Given records section start

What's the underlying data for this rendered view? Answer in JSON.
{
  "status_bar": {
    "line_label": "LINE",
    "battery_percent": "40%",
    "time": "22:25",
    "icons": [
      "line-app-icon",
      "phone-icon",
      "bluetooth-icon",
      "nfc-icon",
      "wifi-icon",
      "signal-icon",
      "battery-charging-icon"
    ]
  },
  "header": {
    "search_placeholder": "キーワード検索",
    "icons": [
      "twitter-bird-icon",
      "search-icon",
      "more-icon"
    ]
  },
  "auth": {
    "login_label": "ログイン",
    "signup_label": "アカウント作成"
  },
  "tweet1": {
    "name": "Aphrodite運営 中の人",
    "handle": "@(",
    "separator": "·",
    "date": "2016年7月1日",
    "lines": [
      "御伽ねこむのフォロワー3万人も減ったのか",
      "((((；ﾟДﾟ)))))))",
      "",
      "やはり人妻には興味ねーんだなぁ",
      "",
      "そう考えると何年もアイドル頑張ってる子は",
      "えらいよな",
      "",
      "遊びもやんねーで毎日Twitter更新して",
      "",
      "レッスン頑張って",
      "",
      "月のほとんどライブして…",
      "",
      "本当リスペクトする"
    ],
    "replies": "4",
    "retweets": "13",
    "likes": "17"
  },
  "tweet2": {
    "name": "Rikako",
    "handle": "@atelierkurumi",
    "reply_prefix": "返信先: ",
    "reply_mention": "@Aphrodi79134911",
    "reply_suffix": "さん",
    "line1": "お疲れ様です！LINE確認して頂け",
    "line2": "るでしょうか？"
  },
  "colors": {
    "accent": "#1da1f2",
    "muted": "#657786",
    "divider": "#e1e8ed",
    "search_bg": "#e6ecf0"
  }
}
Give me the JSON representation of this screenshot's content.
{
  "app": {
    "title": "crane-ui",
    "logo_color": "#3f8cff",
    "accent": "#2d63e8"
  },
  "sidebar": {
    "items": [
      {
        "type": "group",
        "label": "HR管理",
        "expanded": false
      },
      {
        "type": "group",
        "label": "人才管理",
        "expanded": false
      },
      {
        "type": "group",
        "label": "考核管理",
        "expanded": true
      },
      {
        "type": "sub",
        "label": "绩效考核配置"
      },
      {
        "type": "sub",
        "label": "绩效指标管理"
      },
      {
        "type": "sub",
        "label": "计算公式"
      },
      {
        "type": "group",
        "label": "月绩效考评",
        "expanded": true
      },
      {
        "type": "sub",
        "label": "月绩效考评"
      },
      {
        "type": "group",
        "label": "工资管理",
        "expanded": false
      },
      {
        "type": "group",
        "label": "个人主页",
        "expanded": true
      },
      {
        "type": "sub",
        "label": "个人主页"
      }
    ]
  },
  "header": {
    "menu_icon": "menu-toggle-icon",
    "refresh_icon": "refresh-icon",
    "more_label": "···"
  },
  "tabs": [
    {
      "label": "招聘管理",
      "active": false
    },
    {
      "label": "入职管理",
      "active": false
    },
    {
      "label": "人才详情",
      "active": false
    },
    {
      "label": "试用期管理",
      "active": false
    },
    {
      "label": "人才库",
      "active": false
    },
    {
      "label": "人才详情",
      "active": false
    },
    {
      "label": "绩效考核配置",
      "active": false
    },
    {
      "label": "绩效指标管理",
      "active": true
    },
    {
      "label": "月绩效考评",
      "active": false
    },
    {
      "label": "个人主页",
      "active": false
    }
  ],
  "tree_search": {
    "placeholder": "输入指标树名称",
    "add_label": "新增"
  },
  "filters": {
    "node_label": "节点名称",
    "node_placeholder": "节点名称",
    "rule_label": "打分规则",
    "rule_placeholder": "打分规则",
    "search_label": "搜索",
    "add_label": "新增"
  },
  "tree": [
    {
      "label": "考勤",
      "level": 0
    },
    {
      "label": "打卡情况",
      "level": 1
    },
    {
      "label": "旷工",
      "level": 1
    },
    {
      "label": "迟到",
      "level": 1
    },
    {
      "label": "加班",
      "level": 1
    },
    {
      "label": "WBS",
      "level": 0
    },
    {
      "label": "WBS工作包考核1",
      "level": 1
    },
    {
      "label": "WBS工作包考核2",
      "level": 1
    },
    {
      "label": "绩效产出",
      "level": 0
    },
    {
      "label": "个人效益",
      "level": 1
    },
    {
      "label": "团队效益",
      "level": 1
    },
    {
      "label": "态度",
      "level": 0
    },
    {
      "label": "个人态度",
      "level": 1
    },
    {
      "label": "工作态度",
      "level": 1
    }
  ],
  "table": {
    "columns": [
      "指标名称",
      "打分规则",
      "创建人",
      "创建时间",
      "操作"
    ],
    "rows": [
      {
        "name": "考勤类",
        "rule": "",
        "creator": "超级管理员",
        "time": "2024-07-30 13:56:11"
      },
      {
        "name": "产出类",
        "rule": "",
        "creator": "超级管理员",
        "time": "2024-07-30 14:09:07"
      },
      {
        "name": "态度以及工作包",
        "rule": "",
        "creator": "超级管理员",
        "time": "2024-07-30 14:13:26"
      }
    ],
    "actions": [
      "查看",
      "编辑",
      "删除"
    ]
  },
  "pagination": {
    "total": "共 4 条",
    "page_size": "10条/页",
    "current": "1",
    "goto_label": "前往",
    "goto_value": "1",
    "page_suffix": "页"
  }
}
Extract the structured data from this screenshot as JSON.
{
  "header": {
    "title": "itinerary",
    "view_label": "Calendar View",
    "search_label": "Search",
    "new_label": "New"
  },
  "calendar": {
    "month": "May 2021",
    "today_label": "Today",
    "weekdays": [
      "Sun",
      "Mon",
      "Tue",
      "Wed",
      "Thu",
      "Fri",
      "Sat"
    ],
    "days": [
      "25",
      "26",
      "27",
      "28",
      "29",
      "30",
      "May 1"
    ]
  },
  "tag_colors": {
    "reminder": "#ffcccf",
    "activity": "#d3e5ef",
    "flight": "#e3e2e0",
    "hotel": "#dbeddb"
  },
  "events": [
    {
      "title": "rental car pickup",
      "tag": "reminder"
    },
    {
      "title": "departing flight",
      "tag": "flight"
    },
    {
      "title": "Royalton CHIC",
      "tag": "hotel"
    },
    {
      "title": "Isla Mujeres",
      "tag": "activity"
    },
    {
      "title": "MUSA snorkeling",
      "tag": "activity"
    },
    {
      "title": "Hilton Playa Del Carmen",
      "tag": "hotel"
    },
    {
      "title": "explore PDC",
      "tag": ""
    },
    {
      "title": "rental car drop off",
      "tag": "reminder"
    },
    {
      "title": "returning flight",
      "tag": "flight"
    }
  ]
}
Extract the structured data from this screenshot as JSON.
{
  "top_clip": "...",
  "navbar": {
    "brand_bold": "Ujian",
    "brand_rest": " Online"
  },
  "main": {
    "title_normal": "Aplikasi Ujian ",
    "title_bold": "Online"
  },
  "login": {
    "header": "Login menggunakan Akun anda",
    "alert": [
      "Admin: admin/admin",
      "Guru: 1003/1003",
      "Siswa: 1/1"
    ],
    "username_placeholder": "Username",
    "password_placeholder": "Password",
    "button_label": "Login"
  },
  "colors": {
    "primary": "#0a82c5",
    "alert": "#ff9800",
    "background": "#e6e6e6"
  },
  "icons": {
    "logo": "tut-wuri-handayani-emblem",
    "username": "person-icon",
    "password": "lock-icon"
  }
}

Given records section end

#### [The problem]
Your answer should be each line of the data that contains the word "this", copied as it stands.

#### [Exercise output]
What's the underlying data for this rendered view? Answer in JSON.
Give me the JSON representation of this screenshot's content.
Extract the structured data from this screenshot as JSON.
Extract the structured data from this screenshot as JSON.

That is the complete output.